The UAE’s Ministry of Economy has launched an electronic system to monitor goods and their prices to counter attempts at potential monopoly, it said in a statement. The system will connect the ministry with the Ports and Customs and with major retailers and has the capacity to monitor the prices of 200 commodities on a daily basis.
The new system allows the ministry to access to all the items at retail outlets in the UAE, find out their prices and quantities received from customs, the volume of production locally, and the proportion of the quantities that were sold. On a weekly basis, it will also provide the prices of basic food commodities globally, and the wholesale price according to import bills, which are submitted to the customs ports, the statement said.
“The new system contributes to the stabilization of consumer prices in the UAE and the continued flow of commodities and predict crises that may occur in the future at both local and global levels,” Sultan Bin Saeed Al Mansoori, Minister of Economy said in the statement.
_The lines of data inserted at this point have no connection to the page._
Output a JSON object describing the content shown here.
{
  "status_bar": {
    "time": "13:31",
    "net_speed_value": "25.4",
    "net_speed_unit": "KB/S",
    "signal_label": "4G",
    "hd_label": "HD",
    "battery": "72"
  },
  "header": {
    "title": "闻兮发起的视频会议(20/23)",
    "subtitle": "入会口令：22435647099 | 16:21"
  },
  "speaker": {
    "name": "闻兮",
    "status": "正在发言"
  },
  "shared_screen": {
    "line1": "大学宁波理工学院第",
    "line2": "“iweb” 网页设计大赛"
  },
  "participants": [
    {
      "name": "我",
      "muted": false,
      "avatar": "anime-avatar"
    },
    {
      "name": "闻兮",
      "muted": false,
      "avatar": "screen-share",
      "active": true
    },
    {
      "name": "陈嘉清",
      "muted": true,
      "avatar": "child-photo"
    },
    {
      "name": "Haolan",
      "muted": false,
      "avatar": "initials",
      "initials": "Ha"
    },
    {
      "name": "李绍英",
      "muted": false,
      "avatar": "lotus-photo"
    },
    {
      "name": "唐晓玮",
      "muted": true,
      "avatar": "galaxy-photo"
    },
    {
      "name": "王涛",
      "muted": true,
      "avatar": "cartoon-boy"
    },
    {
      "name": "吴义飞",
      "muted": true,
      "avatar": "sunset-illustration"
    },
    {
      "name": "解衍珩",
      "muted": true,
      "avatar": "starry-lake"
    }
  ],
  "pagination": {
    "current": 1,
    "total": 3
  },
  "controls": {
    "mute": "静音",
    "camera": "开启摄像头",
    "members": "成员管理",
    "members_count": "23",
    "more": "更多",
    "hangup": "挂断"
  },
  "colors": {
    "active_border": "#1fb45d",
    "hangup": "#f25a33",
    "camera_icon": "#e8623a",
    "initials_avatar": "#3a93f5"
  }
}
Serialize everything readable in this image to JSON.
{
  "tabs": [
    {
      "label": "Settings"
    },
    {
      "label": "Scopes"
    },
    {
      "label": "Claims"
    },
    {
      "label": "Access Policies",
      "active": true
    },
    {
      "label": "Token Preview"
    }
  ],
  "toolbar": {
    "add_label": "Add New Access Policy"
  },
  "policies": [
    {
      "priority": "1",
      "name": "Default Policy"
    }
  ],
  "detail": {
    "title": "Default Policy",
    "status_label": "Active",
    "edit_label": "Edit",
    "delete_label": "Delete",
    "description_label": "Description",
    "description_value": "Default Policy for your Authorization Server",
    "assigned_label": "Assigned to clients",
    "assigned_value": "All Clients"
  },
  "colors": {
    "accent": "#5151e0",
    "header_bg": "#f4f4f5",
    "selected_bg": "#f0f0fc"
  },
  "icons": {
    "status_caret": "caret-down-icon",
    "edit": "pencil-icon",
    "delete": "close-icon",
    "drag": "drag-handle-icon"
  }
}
It will also provide policy makers and analysts with the latest available information, and guide consumers to cheaper outlets, he said. These cheaper outlets make-up more than 80 per cent of the retail market in the country, he added.
Goods that are currently being monitored by the system are rice, wheat, poultry, sugar, milk, tea, meat, eggs, oils and fish, and the outlets that are monitored include cooperative societies in the UAE, Lulu Hypermarket, Carrefour and Spinneys.
The system is linked with the Food and Agriculture Organization of the United Nations (FAO), and hence will identify global commodity prices to find out any possible price rise.
The Ministry has recently undertaken a pilot phase with some commodities and the results were generalized for other goods. There are also future plans to expand the system and introduce new commodities, said Mansoori.